• Exercise:
Return, from the data below, each line that contains the word "Alison".

• Information shown:
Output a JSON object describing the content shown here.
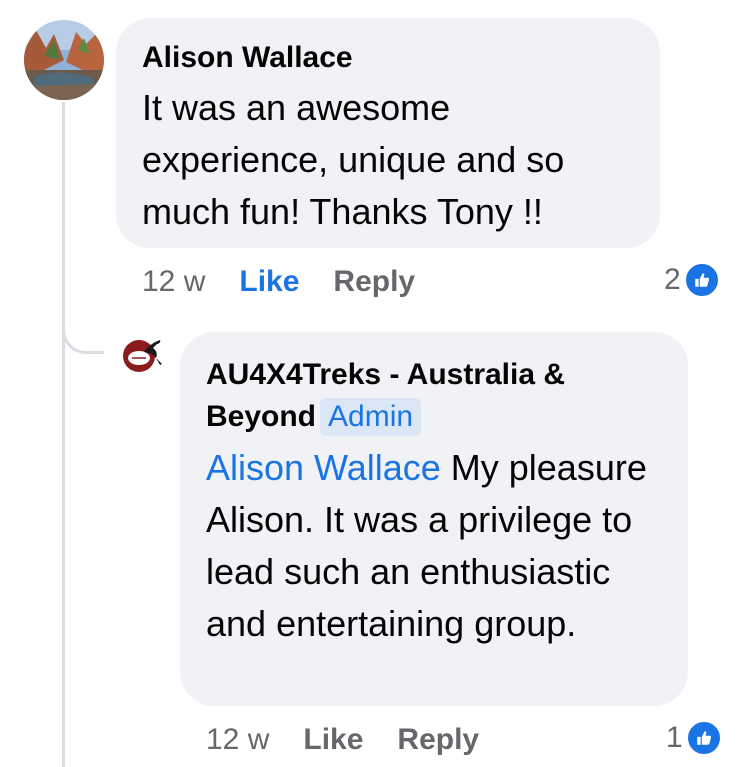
{
  "comment": {
    "author": "Alison Wallace",
    "text": "It was an awesome experience, unique and so much fun! Thanks Tony !!",
    "time": "12 w",
    "like_label": "Like",
    "reply_label": "Reply",
    "reaction_count": "2"
  },
  "reply": {
    "author": "AU4X4Treks - Australia & Beyond",
    "badge": "Admin",
    "mention": "Alison Wallace",
    "text": " My pleasure Alison. It was a privilege to lead such an enthusiastic and entertaining group.",
    "time": "12 w",
    "like_label": "Like",
    "reply_label": "Reply",
    "reaction_count": "1"
  },
  "colors": {
    "accent": "#1b74e4",
    "bubble": "#f0f2f5",
    "muted": "#65676b"
  },
  "icons": {
    "reaction": "thumbs-up-icon"
  }
}
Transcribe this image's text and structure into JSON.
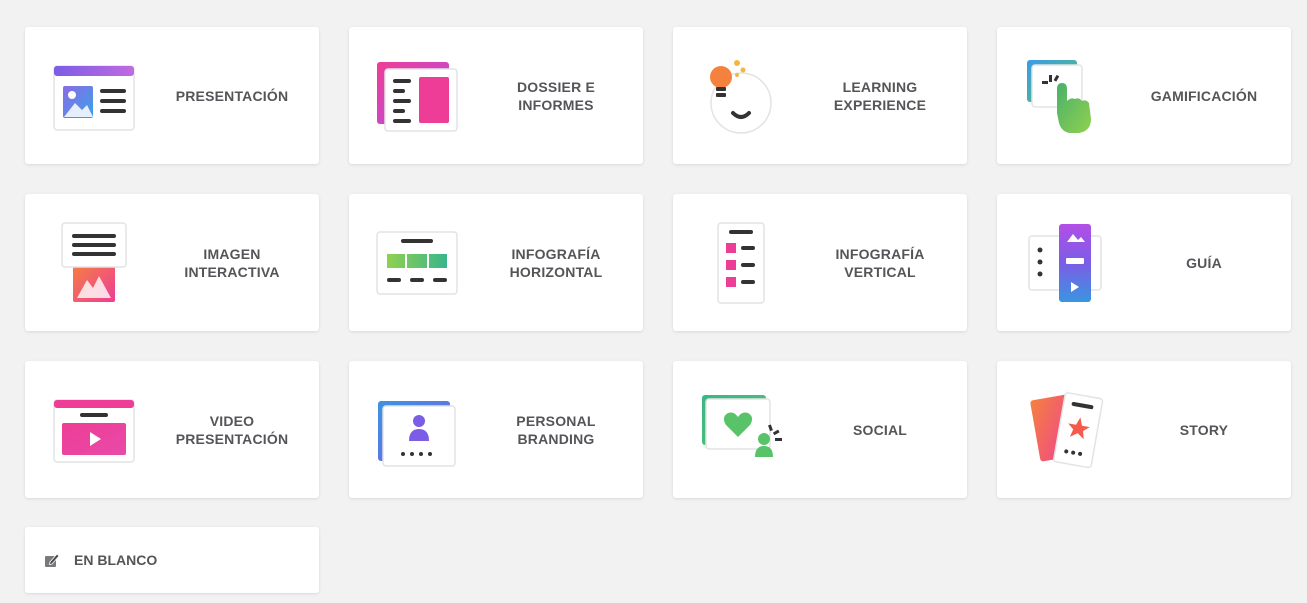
{
  "cards": [
    {
      "id": "presentacion",
      "label": "PRESENTACIÓN",
      "icon": "presentation-icon"
    },
    {
      "id": "dossier",
      "label": "DOSSIER E\nINFORMES",
      "icon": "dossier-icon"
    },
    {
      "id": "learning",
      "label": "LEARNING\nEXPERIENCE",
      "icon": "lightbulb-icon"
    },
    {
      "id": "gamificacion",
      "label": "GAMIFICACIÓN",
      "icon": "touch-hand-icon"
    },
    {
      "id": "imagen",
      "label": "IMAGEN\nINTERACTIVA",
      "icon": "interactive-image-icon"
    },
    {
      "id": "infografia-h",
      "label": "INFOGRAFÍA\nHORIZONTAL",
      "icon": "horizontal-infographic-icon"
    },
    {
      "id": "infografia-v",
      "label": "INFOGRAFÍA\nVERTICAL",
      "icon": "vertical-infographic-icon"
    },
    {
      "id": "guia",
      "label": "GUÍA",
      "icon": "guide-icon"
    },
    {
      "id": "video",
      "label": "VIDEO\nPRESENTACIÓN",
      "icon": "video-icon"
    },
    {
      "id": "branding",
      "label": "PERSONAL\nBRANDING",
      "icon": "profile-card-icon"
    },
    {
      "id": "social",
      "label": "SOCIAL",
      "icon": "heart-social-icon"
    },
    {
      "id": "story",
      "label": "STORY",
      "icon": "story-cards-icon"
    }
  ],
  "blank": {
    "label": "EN BLANCO",
    "icon": "pencil-icon"
  },
  "colors": {
    "background": "#f2f2f3",
    "card": "#ffffff",
    "text": "#555559",
    "purple": "#7b5de6",
    "pink": "#ee3d96",
    "blue": "#3a95e0",
    "green": "#59c36a",
    "orange": "#f5813f"
  }
}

• Finished exercise:
    "author": "Alison Wallace",
    "mention": "Alison Wallace",
    "text": " My pleasure Alison. It was a privilege to lead such an enthusiastic and entertaining group.",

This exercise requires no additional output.